Ms. Ranjini is a psychologist and I met her during the contact classes that were being conducted for the Counseling and Psychotherapy course that I was pursuing. In fact, it was she who recognized me from my participation in the DISHA programs at Ammanni College in Malleswaram, where she was employed as a counselor. Even after finishing the course, we’ve kept in touch and so, Ranjini responded to my question at the start of this blogging month.
She wrote to me about two things – one, her experience as teacher, and two – an important aspect of parenting. The teacher experience I will have to keep for another time because it’s a topic that requires detailed, nuanced handling. The parenting aspect is what I’m writing about today.
Ranjini wrote: “One lesson I learned from my kids is to never lie to them. My daughter caught me a couple of times when I had lied to her, of course, in her good interests….but it was very embarrassing for me and from that day, I have been practicing to be as truthful as possible with my daughter.”
I really appreciate Ranjini for her honesty in sharing this and even more for letting that embarrassment drive her to change her approach.
I’m sure many of us have had similar situations when we’ve been forced to be economical with the the truth – all in the name of protecting our children from harm, or to give a simplistic explanation for a complex situation they aren’t old enough to understand. Of course it isn’t possible to be 100 percent truthful all the time and you need to be sensitive to the impacts of your truths on the child, too. And yet, it's better to say, "You are too young to understand this now. I will tell you later" rather than fibbing.
But I think the broader point Ranjini is making, is that of avoiding lying to children out of our own sheer laziness. Especially if your kids have a lot of questions, it can be a long-drawn procedure to explain something to them – more so when dealing with the gray areas in the realm of human relationships. And yet, we owe it to our children to take the trouble to be as honest as their understanding permits, and not take the easy way out just to save ourselves from heartache.
When we try explaining things to them, it actually helps clarify our own thought processes, and can be a wonderfully insightful exercise. The innocent “why” or “why not” of a child can be the beginning of a deeper soul-searching for us parents. Also, by adopting this method, we are training our children in how to reason things out and take decisions.

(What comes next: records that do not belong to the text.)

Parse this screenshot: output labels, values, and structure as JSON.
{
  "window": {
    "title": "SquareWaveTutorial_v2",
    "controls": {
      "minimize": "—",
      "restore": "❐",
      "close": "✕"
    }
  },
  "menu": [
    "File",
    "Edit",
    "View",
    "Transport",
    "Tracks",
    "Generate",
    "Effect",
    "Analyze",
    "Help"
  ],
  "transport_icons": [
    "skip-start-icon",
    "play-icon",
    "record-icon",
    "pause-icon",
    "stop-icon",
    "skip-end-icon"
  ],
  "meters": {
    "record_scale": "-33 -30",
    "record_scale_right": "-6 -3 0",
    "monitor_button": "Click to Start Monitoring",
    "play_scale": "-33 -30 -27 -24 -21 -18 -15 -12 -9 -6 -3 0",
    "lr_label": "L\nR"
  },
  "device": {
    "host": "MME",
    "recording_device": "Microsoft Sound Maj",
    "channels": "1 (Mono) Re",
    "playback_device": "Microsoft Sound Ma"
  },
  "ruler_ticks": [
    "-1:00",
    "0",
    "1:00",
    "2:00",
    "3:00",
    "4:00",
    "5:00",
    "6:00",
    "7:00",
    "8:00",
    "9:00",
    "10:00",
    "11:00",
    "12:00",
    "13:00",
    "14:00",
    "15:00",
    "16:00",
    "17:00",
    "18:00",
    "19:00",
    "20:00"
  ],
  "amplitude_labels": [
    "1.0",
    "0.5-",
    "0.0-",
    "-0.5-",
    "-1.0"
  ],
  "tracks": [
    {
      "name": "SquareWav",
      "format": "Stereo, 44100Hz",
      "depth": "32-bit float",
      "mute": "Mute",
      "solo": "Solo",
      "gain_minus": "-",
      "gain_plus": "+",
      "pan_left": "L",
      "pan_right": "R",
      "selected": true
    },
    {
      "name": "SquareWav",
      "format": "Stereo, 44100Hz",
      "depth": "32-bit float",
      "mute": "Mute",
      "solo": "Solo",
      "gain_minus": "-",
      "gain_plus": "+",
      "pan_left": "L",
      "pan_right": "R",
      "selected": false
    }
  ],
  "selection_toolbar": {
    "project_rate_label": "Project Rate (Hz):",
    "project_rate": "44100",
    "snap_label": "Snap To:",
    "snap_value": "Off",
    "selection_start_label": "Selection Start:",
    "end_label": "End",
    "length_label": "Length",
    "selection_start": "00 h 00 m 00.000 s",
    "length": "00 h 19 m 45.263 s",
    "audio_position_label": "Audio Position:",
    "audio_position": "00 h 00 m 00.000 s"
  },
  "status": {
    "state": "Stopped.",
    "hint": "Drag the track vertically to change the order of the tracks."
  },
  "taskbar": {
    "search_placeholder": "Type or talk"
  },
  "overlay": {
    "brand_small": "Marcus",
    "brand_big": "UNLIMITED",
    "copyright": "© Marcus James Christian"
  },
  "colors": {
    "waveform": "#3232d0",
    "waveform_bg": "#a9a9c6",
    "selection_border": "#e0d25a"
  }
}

Writing about this reminds me of my own experience. When our son S was about 3 or 4 years old, my husband had to occasionally travel out of Bangalore on official work. Given his obvious attachment to his Appa, we all assumed S would be miserable to know Appa isn’t going to be around for 2 days. So, whenever S asked for his Appa, he was told that his father was going to be coming later, or that Appa came and went when he was napping in the afternoon, and so on…For a few days even after my husband returned, S kept showing signs of anxiety whenever Appa wasn’t near him.
Realizing this, the next time my husband went out of town, I decided that we wouldn’t lie to S. Before he left, Appa told S that he was going to be away for one day, and that he would be coming back on such and such day. Later during the day, whenever S asked for Appa, I reminded him of what he had been told. Of course there were tears, and of course he pined for Appa off and on, but by and large, he wasn’t as cranky or anxious as the previous time.
That incident set the foundation for what continues to be an honest two-way communication. Even today, when he doubts what someone is telling him, he turns to me with questions, knowing fully well that his Amma will give him the true version and even help him understand why that other person wasn’t being honest. By God’s grace, so far, I have been able to do just that….And this openness from our side has led to him cultivating the same direct approach. He trusts us and we trust him.
I pray that Ranjini's efforts at being truthful with her daughter will pay equally rich dividends...